Schaller Consulting Archive
Press Coverage of Schaller Consulting
New York Times, Jan. 12, 2007, page 1
By examining a wealth of data collected by government agencies, a detailed and often surprising portrait of traffic in New York City emerges.
"There's a lot of myths, and when you look at the data, the myths go pop, pop, pop, one by one," said Bruce Schaller, a transportation consultant who has studied regional traffic patterns.
New York Times, April 28, 2006
In a city where almost everyone has a story about zigzagging through traffic in a hair-raising, white-knuckled cab ride, a new traffic safety study may come as a surprise: It finds that taxis are pretty safe.
New York Times, February 23, 2006
Mr. Schaller's analysis, entitled "Necessity or Choice: Why People Drive to Manhattan," raises questions about how passenger cars affect the city's economy. It found that most people who drive into Manhattan below 60th Street do so because of the comfort and convenience of their cars, ignoring easily available public transportation.
New York Times, March 22, 2005
New York State should spend at least $9 billion over the next five years to prevent the deterioration of highways and bridges and reduce traffic congestion in the five boroughs and the surrounding suburbs, according to a New York University study to be released today.
Moscow Times, August 11, 2004
New Yorkers, for example, remember the numerous gypsy cabs that roamed the city's streets in the 1960s, '70s and even '80s. But in the late 1980s, the authorities decided to get tough with the gypsy cabdrivers.
The one crucial ingredient for success, though, is that "you have to have a pretty incorruptible police," Schaller said by telephone from New York.
"It can change, but it will take a long, long time," he said.
New York Times, Dec. 7, 2003, p. 1.
These days, owner-drivers like Mr. Goldstein account for less than a third of New York City cabs, and when those who lease their cabs for a second shift are factored in, the chances of getting an owner-driver when hailing a cab are less than one in six, according to Bruce Schaller, a consultant for the taxi industry. In contrast, during the 1970's, almost every driver on the road owned his cab.

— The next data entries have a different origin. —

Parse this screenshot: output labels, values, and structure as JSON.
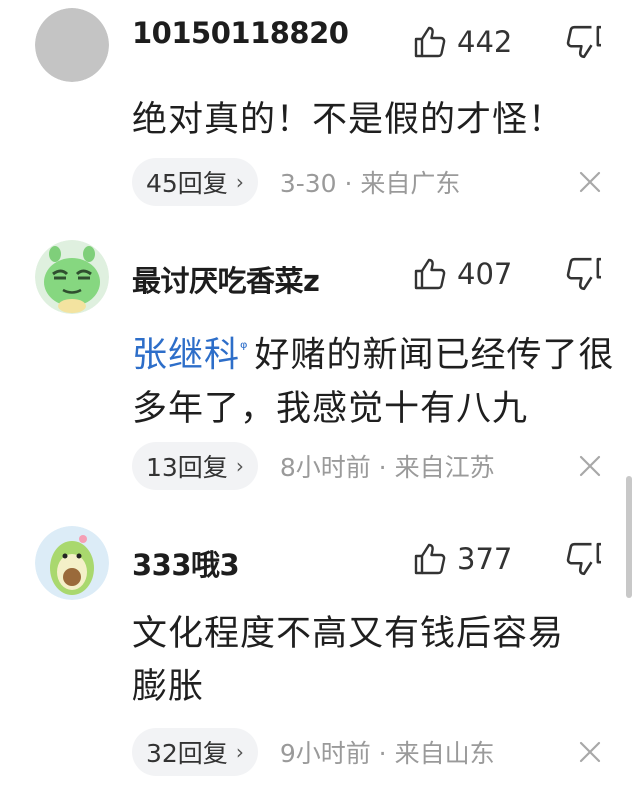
{
  "comments": [
    {
      "username": "10150118820",
      "likes": "442",
      "text": "绝对真的！不是假的才怪！",
      "replies": "45回复",
      "time": "3-30",
      "location": "来自广东"
    },
    {
      "username": "最讨厌吃香菜z",
      "likes": "407",
      "mention": "张继科",
      "text": "好赌的新闻已经传了很多年了，我感觉十有八九",
      "replies": "13回复",
      "time": "8小时前",
      "location": "来自江苏"
    },
    {
      "username": "333哦3",
      "likes": "377",
      "text": "文化程度不高又有钱后容易膨胀",
      "replies": "32回复",
      "time": "9小时前",
      "location": "来自山东"
    }
  ],
  "separator": " · ",
  "icons": {
    "like": "thumbs-up-icon",
    "dislike": "thumbs-down-icon",
    "close": "close-icon",
    "mention": "search-icon",
    "reply_chevron": "chevron-right-icon"
  },
  "colors": {
    "mention": "#2d6ec9",
    "meta": "#9a9a9a",
    "pill_bg": "#f2f3f5"
  }
}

Studies show that owner-drivers provide better service, have fewer accidents and know the city better, Mr. Schaller said. "It's like renting versus owning your own house," he said. "Who keeps up the place better?"
New York Times, Nov. 23, 2003, p. B1.
Cab use goes down in New York City almost in direct correlation to declines in employment at restaurants and bars, declines the city has experienced recently, said Bruce Schaller, a former Taxi and Limousine Commission policy director who runs a cab research and consulting firm.
New York Times, Nov. 18, 2002
A new study of New York City subway and bus fares recommends lowering the $1.50 base fare and introducing several new MetroCard fare options as part of an effort to increase ridership and make discounts more accessible to low-income riders.
The New Yorker, March 18, 2002
"There are times of the day and parts of midtown where it is virtually impossible to find a cab," Bruce Schaller, the transportation consultant who designed the study, told me last week.
Washington Post, March 26, 2002
New York cabbies have to pass physical exams, drug tests and exams for English proficiency and driver awareness -- requirements that took two decades to evolve, said Bruce Schaller, a consultant and former policy director of the Taxi and Limousine Commission.
New York Times, June 20, 2002
But more significantly, [the study] shows that the city seems to be in the midst of a return to the kind of relationship it had with mass transit several decades ago, before the Robert Moses era and the rise of the automobile. "What has happened here is that the transit system has essentially been reincorporated back into people's life outside of work," Mr. Schaller said.
New York Times, June 10, 2002
Known as bus rapid transit, the concept, long in use in Europe, Asia and South America, is something like crossing a subway line with a bus line. Instead of buses loading as they always have, with lines of people trooping slowly up the steps and paying near the driver, bus rapid transit allows people to pay before they board, at street stations that work much the way subway stations do.
New York Times, August 8, 2001
In the 1990's, for the first time since before World War II, the growth in public transit ridership outstripped the growth in auto use in the five boroughs, according to the study. In effect, the reversal suggests that the Robert Moses era, in which highway expansion and automobiles were favored at the expense of public transit, has come to an end.
New York Times, March 17, 2000
The analysis confirms what anyone who relies on cabs almost anywhere in Manhattan already knows: the city's surging economy is increasing the demand for a taxi supply that has not increased in several years. And the imbalance is beginning to show.